(Records from a collection)
============
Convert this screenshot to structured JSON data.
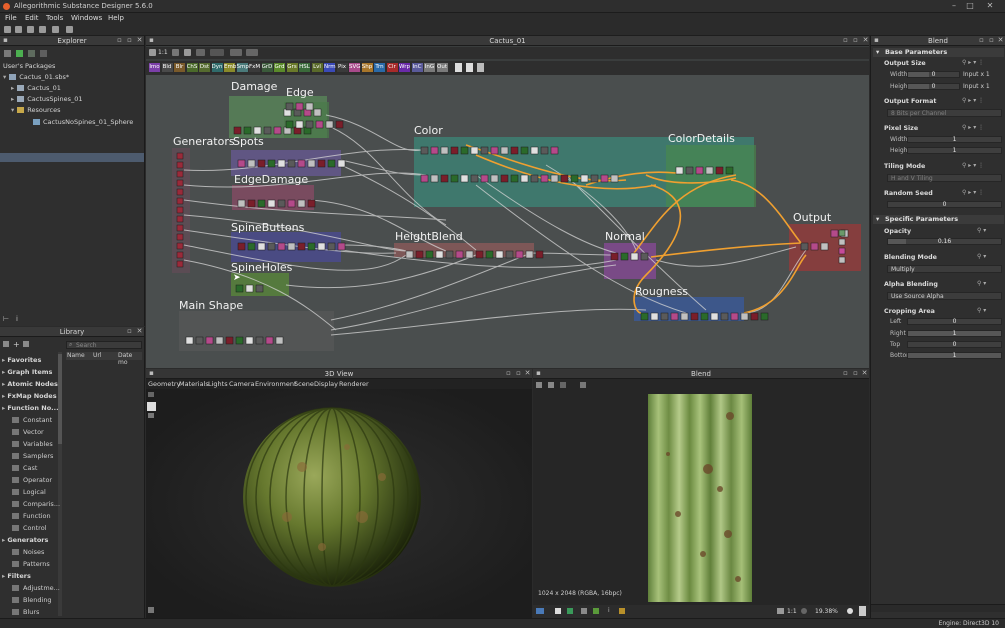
{
  "app": {
    "title": "Allegorithmic Substance Designer 5.6.0"
  },
  "menu": [
    "File",
    "Edit",
    "Tools",
    "Windows",
    "Help"
  ],
  "explorer": {
    "title": "Explorer",
    "section_label": "User's Packages",
    "tree": [
      {
        "label": "Cactus_01.sbs*",
        "level": 0
      },
      {
        "label": "Cactus_01",
        "level": 1
      },
      {
        "label": "CactusSpines_01",
        "level": 1
      },
      {
        "label": "Resources",
        "level": 1
      },
      {
        "label": "CactusNoSpines_01_Sphere",
        "level": 2
      }
    ]
  },
  "library": {
    "title": "Library",
    "search_placeholder": "Search",
    "columns": [
      "Name",
      "Url",
      "Date mo"
    ],
    "items": [
      {
        "label": "Favorites",
        "type": "cat"
      },
      {
        "label": "Graph Items",
        "type": "cat"
      },
      {
        "label": "Atomic Nodes",
        "type": "cat"
      },
      {
        "label": "FxMap Nodes",
        "type": "cat"
      },
      {
        "label": "Function No...",
        "type": "cat"
      },
      {
        "label": "Constant",
        "type": "sub"
      },
      {
        "label": "Vector",
        "type": "sub"
      },
      {
        "label": "Variables",
        "type": "sub"
      },
      {
        "label": "Samplers",
        "type": "sub"
      },
      {
        "label": "Cast",
        "type": "sub"
      },
      {
        "label": "Operator",
        "type": "sub"
      },
      {
        "label": "Logical",
        "type": "sub"
      },
      {
        "label": "Comparis...",
        "type": "sub"
      },
      {
        "label": "Function",
        "type": "sub"
      },
      {
        "label": "Control",
        "type": "sub"
      },
      {
        "label": "Generators",
        "type": "cat"
      },
      {
        "label": "Noises",
        "type": "sub"
      },
      {
        "label": "Patterns",
        "type": "sub"
      },
      {
        "label": "Filters",
        "type": "cat"
      },
      {
        "label": "Adjustme...",
        "type": "sub"
      },
      {
        "label": "Blending",
        "type": "sub"
      },
      {
        "label": "Blurs",
        "type": "sub"
      }
    ]
  },
  "graph": {
    "title": "Cactus_01",
    "zoom_label": "1:1",
    "filters": [
      {
        "label": "Imo",
        "color": "#7b3fa8"
      },
      {
        "label": "Bld",
        "color": "#4a4a4a"
      },
      {
        "label": "Blr",
        "color": "#7a5a2a"
      },
      {
        "label": "ChS",
        "color": "#4a6a2a"
      },
      {
        "label": "Dst",
        "color": "#556b2f"
      },
      {
        "label": "Dyn",
        "color": "#2f6b6b"
      },
      {
        "label": "Emb",
        "color": "#8a8a2a"
      },
      {
        "label": "Smp",
        "color": "#4a7a7a"
      },
      {
        "label": "FxM",
        "color": "#3a3a3a"
      },
      {
        "label": "GrD",
        "color": "#3a5a3a"
      },
      {
        "label": "Grd",
        "color": "#5a8a2a"
      },
      {
        "label": "Grs",
        "color": "#6a7a2a"
      },
      {
        "label": "HSL",
        "color": "#3a6a3a"
      },
      {
        "label": "Lvl",
        "color": "#5a6a2a"
      },
      {
        "label": "Nrm",
        "color": "#3a4ab8"
      },
      {
        "label": "Pix",
        "color": "#3a3a3a"
      },
      {
        "label": "SVG",
        "color": "#a84a8a"
      },
      {
        "label": "Shp",
        "color": "#a8762a"
      },
      {
        "label": "Trn",
        "color": "#2a6aa8"
      },
      {
        "label": "Clr",
        "color": "#a82a2a"
      },
      {
        "label": "Wrp",
        "color": "#6a2aa8"
      },
      {
        "label": "InC",
        "color": "#5a5a9a"
      },
      {
        "label": "InG",
        "color": "#7a7a7a"
      },
      {
        "label": "Out",
        "color": "#7a7a7a"
      }
    ],
    "frames": [
      {
        "id": "damage",
        "title": "Damage"
      },
      {
        "id": "edge",
        "title": "Edge"
      },
      {
        "id": "generators",
        "title": "Generators"
      },
      {
        "id": "spots",
        "title": "Spots"
      },
      {
        "id": "edgedamage",
        "title": "EdgeDamage"
      },
      {
        "id": "spinebuttons",
        "title": "SpineButtons"
      },
      {
        "id": "spineholes",
        "title": "SpineHoles"
      },
      {
        "id": "mainshape",
        "title": "Main Shape"
      },
      {
        "id": "color",
        "title": "Color"
      },
      {
        "id": "colordetails",
        "title": "ColorDetails"
      },
      {
        "id": "heightblend",
        "title": "HeightBlend"
      },
      {
        "id": "normal",
        "title": "Normal"
      },
      {
        "id": "rougness",
        "title": "Rougness"
      },
      {
        "id": "output",
        "title": "Output"
      }
    ]
  },
  "view3d": {
    "title": "3D View",
    "menu": [
      "Geometry",
      "Materials",
      "Lights",
      "Camera",
      "Environment",
      "Scene",
      "Display",
      "Renderer"
    ]
  },
  "view2d": {
    "title": "Blend",
    "info": "1024 x 2048 (RGBA, 16bpc)",
    "zoom_ratio": "1:1",
    "zoom_percent": "19.38%"
  },
  "properties": {
    "title": "Blend",
    "base_section": "Base Parameters",
    "output_size": {
      "label": "Output Size",
      "width_label": "Width",
      "width_value": "0",
      "width_suffix": "Input x 1",
      "height_label": "Height",
      "height_value": "0",
      "height_suffix": "Input x 1"
    },
    "output_format": {
      "label": "Output Format",
      "value": "8 Bits per Channel"
    },
    "pixel_size": {
      "label": "Pixel Size",
      "width_label": "Width",
      "width_value": "1",
      "height_label": "Height",
      "height_value": "1"
    },
    "tiling_mode": {
      "label": "Tiling Mode",
      "value": "H and V Tiling"
    },
    "random_seed": {
      "label": "Random Seed",
      "value": "0"
    },
    "specific_section": "Specific Parameters",
    "opacity": {
      "label": "Opacity",
      "value": "0.16"
    },
    "blending_mode": {
      "label": "Blending Mode",
      "value": "Multiply"
    },
    "alpha_blending": {
      "label": "Alpha Blending",
      "value": "Use Source Alpha"
    },
    "cropping": {
      "label": "Cropping Area",
      "left_label": "Left",
      "left_value": "0",
      "right_label": "Right",
      "right_value": "1",
      "top_label": "Top",
      "top_value": "0",
      "bottom_label": "Bottom",
      "bottom_value": "1"
    }
  },
  "status": {
    "engine": "Engine: Direct3D 10"
  }
}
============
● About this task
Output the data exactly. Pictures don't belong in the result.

● Output of the exercise
Convert this screenshot to structured JSON data.
{
  "app": {
    "title": "Allegorithmic Substance Designer 5.6.0"
  },
  "menu": [
    "File",
    "Edit",
    "Tools",
    "Windows",
    "Help"
  ],
  "explorer": {
    "title": "Explorer",
    "section_label": "User's Packages",
    "tree": [
      {
        "label": "Cactus_01.sbs*",
        "level": 0
      },
      {
        "label": "Cactus_01",
        "level": 1
      },
      {
        "label": "CactusSpines_01",
        "level": 1
      },
      {
        "label": "Resources",
        "level": 1
      },
      {
        "label": "CactusNoSpines_01_Sphere",
        "level": 2
      }
    ]
  },
  "library": {
    "title": "Library",
    "search_placeholder": "Search",
    "columns": [
      "Name",
      "Url",
      "Date mo"
    ],
    "items": [
      {
        "label": "Favorites",
        "type": "cat"
      },
      {
        "label": "Graph Items",
        "type": "cat"
      },
      {
        "label": "Atomic Nodes",
        "type": "cat"
      },
      {
        "label": "FxMap Nodes",
        "type": "cat"
      },
      {
        "label": "Function No...",
        "type": "cat"
      },
      {
        "label": "Constant",
        "type": "sub"
      },
      {
        "label": "Vector",
        "type": "sub"
      },
      {
        "label": "Variables",
        "type": "sub"
      },
      {
        "label": "Samplers",
        "type": "sub"
      },
      {
        "label": "Cast",
        "type": "sub"
      },
      {
        "label": "Operator",
        "type": "sub"
      },
      {
        "label": "Logical",
        "type": "sub"
      },
      {
        "label": "Comparis...",
        "type": "sub"
      },
      {
        "label": "Function",
        "type": "sub"
      },
      {
        "label": "Control",
        "type": "sub"
      },
      {
        "label": "Generators",
        "type": "cat"
      },
      {
        "label": "Noises",
        "type": "sub"
      },
      {
        "label": "Patterns",
        "type": "sub"
      },
      {
        "label": "Filters",
        "type": "cat"
      },
      {
        "label": "Adjustme...",
        "type": "sub"
      },
      {
        "label": "Blending",
        "type": "sub"
      },
      {
        "label": "Blurs",
        "type": "sub"
      }
    ]
  },
  "graph": {
    "title": "Cactus_01",
    "zoom_label": "1:1",
    "filters": [
      {
        "label": "Imo",
        "color": "#7b3fa8"
      },
      {
        "label": "Bld",
        "color": "#4a4a4a"
      },
      {
        "label": "Blr",
        "color": "#7a5a2a"
      },
      {
        "label": "ChS",
        "color": "#4a6a2a"
      },
      {
        "label": "Dst",
        "color": "#556b2f"
      },
      {
        "label": "Dyn",
        "color": "#2f6b6b"
      },
      {
        "label": "Emb",
        "color": "#8a8a2a"
      },
      {
        "label": "Smp",
        "color": "#4a7a7a"
      },
      {
        "label": "FxM",
        "color": "#3a3a3a"
      },
      {
        "label": "GrD",
        "color": "#3a5a3a"
      },
      {
        "label": "Grd",
        "color": "#5a8a2a"
      },
      {
        "label": "Grs",
        "color": "#6a7a2a"
      },
      {
        "label": "HSL",
        "color": "#3a6a3a"
      },
      {
        "label": "Lvl",
        "color": "#5a6a2a"
      },
      {
        "label": "Nrm",
        "color": "#3a4ab8"
      },
      {
        "label": "Pix",
        "color": "#3a3a3a"
      },
      {
        "label": "SVG",
        "color": "#a84a8a"
      },
      {
        "label": "Shp",
        "color": "#a8762a"
      },
      {
        "label": "Trn",
        "color": "#2a6aa8"
      },
      {
        "label": "Clr",
        "color": "#a82a2a"
      },
      {
        "label": "Wrp",
        "color": "#6a2aa8"
      },
      {
        "label": "InC",
        "color": "#5a5a9a"
      },
      {
        "label": "InG",
        "color": "#7a7a7a"
      },
      {
        "label": "Out",
        "color": "#7a7a7a"
      }
    ],
    "frames": [
      {
        "id": "damage",
        "title": "Damage"
      },
      {
        "id": "edge",
        "title": "Edge"
      },
      {
        "id": "generators",
        "title": "Generators"
      },
      {
        "id": "spots",
        "title": "Spots"
      },
      {
        "id": "edgedamage",
        "title": "EdgeDamage"
      },
      {
        "id": "spinebuttons",
        "title": "SpineButtons"
      },
      {
        "id": "spineholes",
        "title": "SpineHoles"
      },
      {
        "id": "mainshape",
        "title": "Main Shape"
      },
      {
        "id": "color",
        "title": "Color"
      },
      {
        "id": "colordetails",
        "title": "ColorDetails"
      },
      {
        "id": "heightblend",
        "title": "HeightBlend"
      },
      {
        "id": "normal",
        "title": "Normal"
      },
      {
        "id": "rougness",
        "title": "Rougness"
      },
      {
        "id": "output",
        "title": "Output"
      }
    ]
  },
  "view3d": {
    "title": "3D View",
    "menu": [
      "Geometry",
      "Materials",
      "Lights",
      "Camera",
      "Environment",
      "Scene",
      "Display",
      "Renderer"
    ]
  },
  "view2d": {
    "title": "Blend",
    "info": "1024 x 2048 (RGBA, 16bpc)",
    "zoom_ratio": "1:1",
    "zoom_percent": "19.38%"
  },
  "properties": {
    "title": "Blend",
    "base_section": "Base Parameters",
    "output_size": {
      "label": "Output Size",
      "width_label": "Width",
      "width_value": "0",
      "width_suffix": "Input x 1",
      "height_label": "Height",
      "height_value": "0",
      "height_suffix": "Input x 1"
    },
    "output_format": {
      "label": "Output Format",
      "value": "8 Bits per Channel"
    },
    "pixel_size": {
      "label": "Pixel Size",
      "width_label": "Width",
      "width_value": "1",
      "height_label": "Height",
      "height_value": "1"
    },
    "tiling_mode": {
      "label": "Tiling Mode",
      "value": "H and V Tiling"
    },
    "random_seed": {
      "label": "Random Seed",
      "value": "0"
    },
    "specific_section": "Specific Parameters",
    "opacity": {
      "label": "Opacity",
      "value": "0.16"
    },
    "blending_mode": {
      "label": "Blending Mode",
      "value": "Multiply"
    },
    "alpha_blending": {
      "label": "Alpha Blending",
      "value": "Use Source Alpha"
    },
    "cropping": {
      "label": "Cropping Area",
      "left_label": "Left",
      "left_value": "0",
      "right_label": "Right",
      "right_value": "1",
      "top_label": "Top",
      "top_value": "0",
      "bottom_label": "Bottom",
      "bottom_value": "1"
    }
  },
  "status": {
    "engine": "Engine: Direct3D 10"
  }
}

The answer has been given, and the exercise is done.